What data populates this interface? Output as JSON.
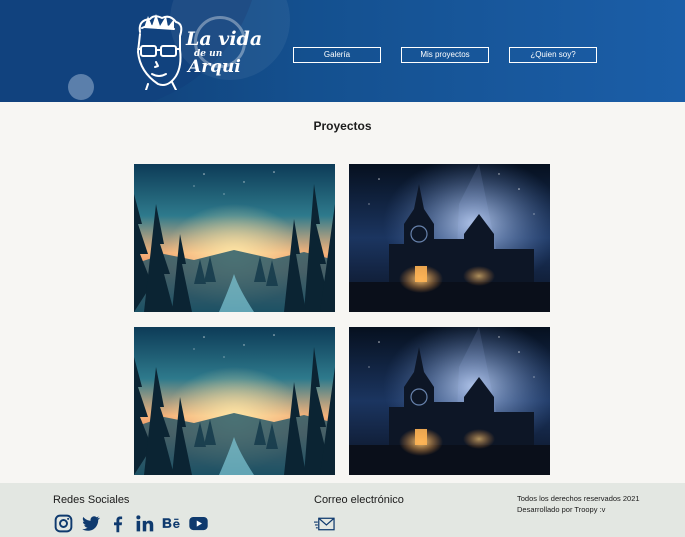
{
  "header": {
    "logo": {
      "line1": "La vida",
      "line2": "de un",
      "line3": "Arqui"
    },
    "nav": [
      {
        "label": "Galería"
      },
      {
        "label": "Mis proyectos"
      },
      {
        "label": "¿Quien soy?"
      }
    ],
    "colors": {
      "background": "#14508f",
      "button_border": "#ffffff"
    }
  },
  "main": {
    "title": "Proyectos",
    "projects": [
      {
        "image": "forest-sunset-river"
      },
      {
        "image": "night-cathedral"
      },
      {
        "image": "forest-sunset-river"
      },
      {
        "image": "night-cathedral"
      }
    ]
  },
  "footer": {
    "social_title": "Redes Sociales",
    "social_icons": [
      "instagram-icon",
      "twitter-icon",
      "facebook-icon",
      "linkedin-icon",
      "behance-icon",
      "youtube-icon"
    ],
    "mail_title": "Correo electrónico",
    "mail_icon": "envelope-icon",
    "rights_line1": "Todos los derechos reservados 2021",
    "rights_line2": "Desarrollado por Troopy :v",
    "background": "#e3e7e2",
    "icon_color": "#0f3a6e"
  }
}
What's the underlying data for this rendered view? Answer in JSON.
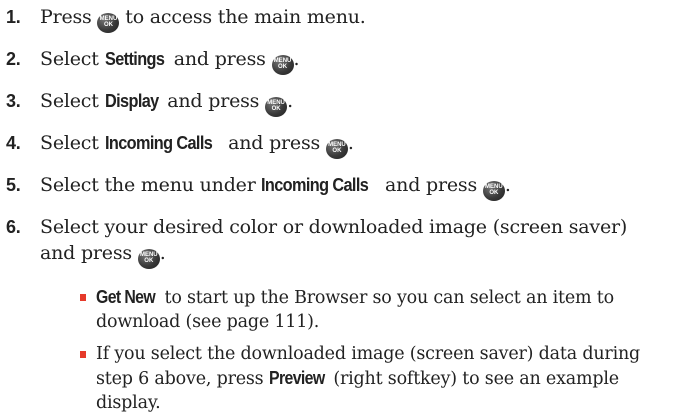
{
  "key_label": {
    "line1": "MENU",
    "line2": "OK"
  },
  "steps": [
    {
      "number": "1.",
      "pre": "Press ",
      "post": " to access the main menu."
    },
    {
      "number": "2.",
      "pre": "Select ",
      "bold": "Settings",
      "mid": " and press ",
      "post": "."
    },
    {
      "number": "3.",
      "pre": "Select ",
      "bold": "Display",
      "mid": " and press ",
      "post": "."
    },
    {
      "number": "4.",
      "pre": "Select ",
      "bold": "Incoming Calls",
      "mid": " and press ",
      "post": "."
    },
    {
      "number": "5.",
      "pre": "Select the menu under ",
      "bold": "Incoming Calls",
      "mid": " and press ",
      "post": "."
    },
    {
      "number": "6.",
      "line1": "Select your desired color or downloaded image (screen saver)",
      "line2_pre": "and press ",
      "post": "."
    }
  ],
  "bullets": [
    {
      "bold": "Get New",
      "text": " to start up the Browser so you can select an item to download (see page 111)."
    },
    {
      "pre": "If you select the downloaded image (screen saver) data during step 6 above, press ",
      "bold": "Preview",
      "post": " (right softkey) to see an example display."
    }
  ],
  "colors": {
    "text": "#222222",
    "bullet": "#e63a2a",
    "key_button": "#2b2b2b"
  },
  "icons": {
    "menu_key": "menu-ok-key-icon",
    "bullet": "red-square-bullet-icon"
  }
}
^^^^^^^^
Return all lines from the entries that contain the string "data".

What data populates this interface? Output as JSON.
What's the underlying data for this rendered view? Answer in JSON.
      "pre": "If you select the downloaded image (screen saver) data during step 6 above, press ",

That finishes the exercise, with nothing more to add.